Microsoft is developing a new system to track your overall accomplishments on Xbox, currently dubbed your "career".
First details of the system have been uncovered by the reliable Windows Central. The discovery backs up previous comments from Xbox exec Mike Ybarra where he hinted at something similar in the pipeline.
The in-development feature currently looks like it is organised around levels, with quests for XP and rewards when you level up.
These rewards include loot crates with cosmetic items for your Xbox avatar.
Code relating to the unannounced feature suggests you'll rack up experience points and collect crates simply by playing specific games and unlocking achievements.
Microsoft already runs "quests" for using Xbox via other external schemes, such as its Feedback app and Rewards programme. Your career would presumably bake a similar and more overarching version of those into your console itself.
Today's report follows Ybarra's tease last summer - also to Windows Central - that Microsoft was working on a way to reflect your playtime and accomplishments better than the current achievements system.
"There's actually bigger, more bolder changes that we have in mind," Ybarra said last August. "We can do a lot more to reflect and let people show their gaming history and their status."
Ybarra gave the example of someone who just played one game - even if they were one of the best in the world and played it professionally, with thousands of hours on the clock - only having a tiny Gamerscore to show for it under the current achievements system.
"We're going to go big in the area of letting people show off and represent their gaming history and the type of gamer that they are," he promised, "far more than we do with Gamerscore".
All of which sounds a lot like this new career feature...

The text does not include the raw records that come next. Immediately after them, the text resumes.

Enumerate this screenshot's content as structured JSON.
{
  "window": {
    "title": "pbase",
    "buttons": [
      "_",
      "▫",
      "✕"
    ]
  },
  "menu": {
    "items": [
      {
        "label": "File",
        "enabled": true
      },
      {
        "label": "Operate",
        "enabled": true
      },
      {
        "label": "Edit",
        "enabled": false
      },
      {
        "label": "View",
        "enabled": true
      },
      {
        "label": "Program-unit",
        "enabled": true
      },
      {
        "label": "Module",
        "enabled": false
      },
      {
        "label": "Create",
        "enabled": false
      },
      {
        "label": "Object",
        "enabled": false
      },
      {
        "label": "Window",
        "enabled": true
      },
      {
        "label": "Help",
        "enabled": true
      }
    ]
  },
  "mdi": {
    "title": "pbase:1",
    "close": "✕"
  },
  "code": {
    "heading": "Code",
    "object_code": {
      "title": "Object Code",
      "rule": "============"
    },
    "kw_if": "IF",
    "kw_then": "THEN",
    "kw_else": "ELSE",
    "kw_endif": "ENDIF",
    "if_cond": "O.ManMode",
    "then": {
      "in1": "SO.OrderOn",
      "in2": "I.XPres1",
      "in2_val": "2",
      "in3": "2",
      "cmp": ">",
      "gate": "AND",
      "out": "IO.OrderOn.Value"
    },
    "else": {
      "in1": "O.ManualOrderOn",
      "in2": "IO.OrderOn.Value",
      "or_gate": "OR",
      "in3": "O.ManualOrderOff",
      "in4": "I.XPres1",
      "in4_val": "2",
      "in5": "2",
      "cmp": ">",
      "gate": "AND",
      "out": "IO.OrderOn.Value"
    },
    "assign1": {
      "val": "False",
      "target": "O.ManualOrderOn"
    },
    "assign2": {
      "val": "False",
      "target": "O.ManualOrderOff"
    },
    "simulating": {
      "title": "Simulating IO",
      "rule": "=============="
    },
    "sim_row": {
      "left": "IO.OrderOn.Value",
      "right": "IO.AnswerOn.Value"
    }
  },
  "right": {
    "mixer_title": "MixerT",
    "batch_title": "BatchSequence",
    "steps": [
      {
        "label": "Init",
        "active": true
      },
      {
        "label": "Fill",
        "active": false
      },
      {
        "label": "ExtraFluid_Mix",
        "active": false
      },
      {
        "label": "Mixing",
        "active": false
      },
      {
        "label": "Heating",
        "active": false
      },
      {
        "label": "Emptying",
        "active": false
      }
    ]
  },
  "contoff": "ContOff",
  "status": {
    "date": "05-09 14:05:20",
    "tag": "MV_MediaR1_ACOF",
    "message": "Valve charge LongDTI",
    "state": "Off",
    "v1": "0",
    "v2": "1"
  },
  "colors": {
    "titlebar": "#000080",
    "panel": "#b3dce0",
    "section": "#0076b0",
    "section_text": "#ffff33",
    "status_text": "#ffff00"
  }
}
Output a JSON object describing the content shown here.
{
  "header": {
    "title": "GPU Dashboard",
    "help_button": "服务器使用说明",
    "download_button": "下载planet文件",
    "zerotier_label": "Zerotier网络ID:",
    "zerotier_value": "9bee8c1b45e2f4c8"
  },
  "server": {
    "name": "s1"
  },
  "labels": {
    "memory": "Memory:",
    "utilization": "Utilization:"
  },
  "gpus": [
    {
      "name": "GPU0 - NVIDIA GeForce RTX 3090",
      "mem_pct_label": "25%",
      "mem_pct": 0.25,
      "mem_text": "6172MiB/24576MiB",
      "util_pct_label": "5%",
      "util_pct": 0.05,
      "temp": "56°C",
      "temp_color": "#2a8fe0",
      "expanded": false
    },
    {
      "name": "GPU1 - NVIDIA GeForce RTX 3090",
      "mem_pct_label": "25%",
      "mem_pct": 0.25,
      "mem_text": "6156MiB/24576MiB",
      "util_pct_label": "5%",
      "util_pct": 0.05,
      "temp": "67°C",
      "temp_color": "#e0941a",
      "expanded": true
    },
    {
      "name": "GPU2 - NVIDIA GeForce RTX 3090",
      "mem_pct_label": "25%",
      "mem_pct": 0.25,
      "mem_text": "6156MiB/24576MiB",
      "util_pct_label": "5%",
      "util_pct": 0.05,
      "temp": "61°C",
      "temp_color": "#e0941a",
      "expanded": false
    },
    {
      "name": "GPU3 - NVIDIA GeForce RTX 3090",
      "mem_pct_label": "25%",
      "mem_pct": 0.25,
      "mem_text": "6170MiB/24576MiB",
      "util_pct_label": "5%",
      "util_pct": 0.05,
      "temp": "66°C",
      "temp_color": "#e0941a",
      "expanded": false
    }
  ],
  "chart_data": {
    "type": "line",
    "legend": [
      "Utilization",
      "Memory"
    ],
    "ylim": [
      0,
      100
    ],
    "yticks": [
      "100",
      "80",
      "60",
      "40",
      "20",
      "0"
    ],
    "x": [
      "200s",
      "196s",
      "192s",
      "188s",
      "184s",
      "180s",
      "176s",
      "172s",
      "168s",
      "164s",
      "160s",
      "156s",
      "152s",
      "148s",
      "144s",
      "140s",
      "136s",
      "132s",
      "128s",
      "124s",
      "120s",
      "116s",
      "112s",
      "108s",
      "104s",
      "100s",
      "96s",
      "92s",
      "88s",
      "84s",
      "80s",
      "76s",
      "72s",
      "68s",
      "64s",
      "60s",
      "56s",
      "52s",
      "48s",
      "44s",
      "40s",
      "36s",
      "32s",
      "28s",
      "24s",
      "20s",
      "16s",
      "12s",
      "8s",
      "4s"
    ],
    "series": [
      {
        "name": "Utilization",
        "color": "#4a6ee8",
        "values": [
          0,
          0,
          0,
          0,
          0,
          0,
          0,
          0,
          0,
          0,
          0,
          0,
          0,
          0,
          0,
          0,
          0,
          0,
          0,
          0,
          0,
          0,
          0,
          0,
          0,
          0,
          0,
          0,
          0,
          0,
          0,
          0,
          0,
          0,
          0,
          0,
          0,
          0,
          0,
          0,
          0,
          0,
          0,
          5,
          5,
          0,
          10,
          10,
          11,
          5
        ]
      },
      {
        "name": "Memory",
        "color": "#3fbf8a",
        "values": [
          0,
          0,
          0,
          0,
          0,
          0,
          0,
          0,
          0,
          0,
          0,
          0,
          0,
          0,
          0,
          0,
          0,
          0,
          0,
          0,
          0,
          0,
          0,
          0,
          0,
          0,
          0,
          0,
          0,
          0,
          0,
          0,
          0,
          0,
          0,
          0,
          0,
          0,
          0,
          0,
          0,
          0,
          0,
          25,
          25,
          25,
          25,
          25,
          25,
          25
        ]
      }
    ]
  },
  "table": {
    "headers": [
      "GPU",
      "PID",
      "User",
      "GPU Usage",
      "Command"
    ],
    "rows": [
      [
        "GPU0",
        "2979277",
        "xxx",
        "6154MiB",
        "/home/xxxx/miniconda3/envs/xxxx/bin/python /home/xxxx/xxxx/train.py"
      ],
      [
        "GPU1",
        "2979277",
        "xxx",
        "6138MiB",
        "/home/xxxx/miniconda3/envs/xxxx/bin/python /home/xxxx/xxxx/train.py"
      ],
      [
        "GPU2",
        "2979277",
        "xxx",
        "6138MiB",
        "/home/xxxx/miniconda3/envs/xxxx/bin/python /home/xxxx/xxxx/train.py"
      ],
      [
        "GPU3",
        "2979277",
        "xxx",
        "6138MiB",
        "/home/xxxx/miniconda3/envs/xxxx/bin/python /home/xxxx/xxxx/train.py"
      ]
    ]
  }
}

Speaking of upcoming changes to Xbox - we're still waiting for the platform's shiny new avatars to go live. Originally planned for last year, the redesigned digital figurines are now tipped for launch "early" this year. Perhaps they have been held back by plans to integrate them with the career system?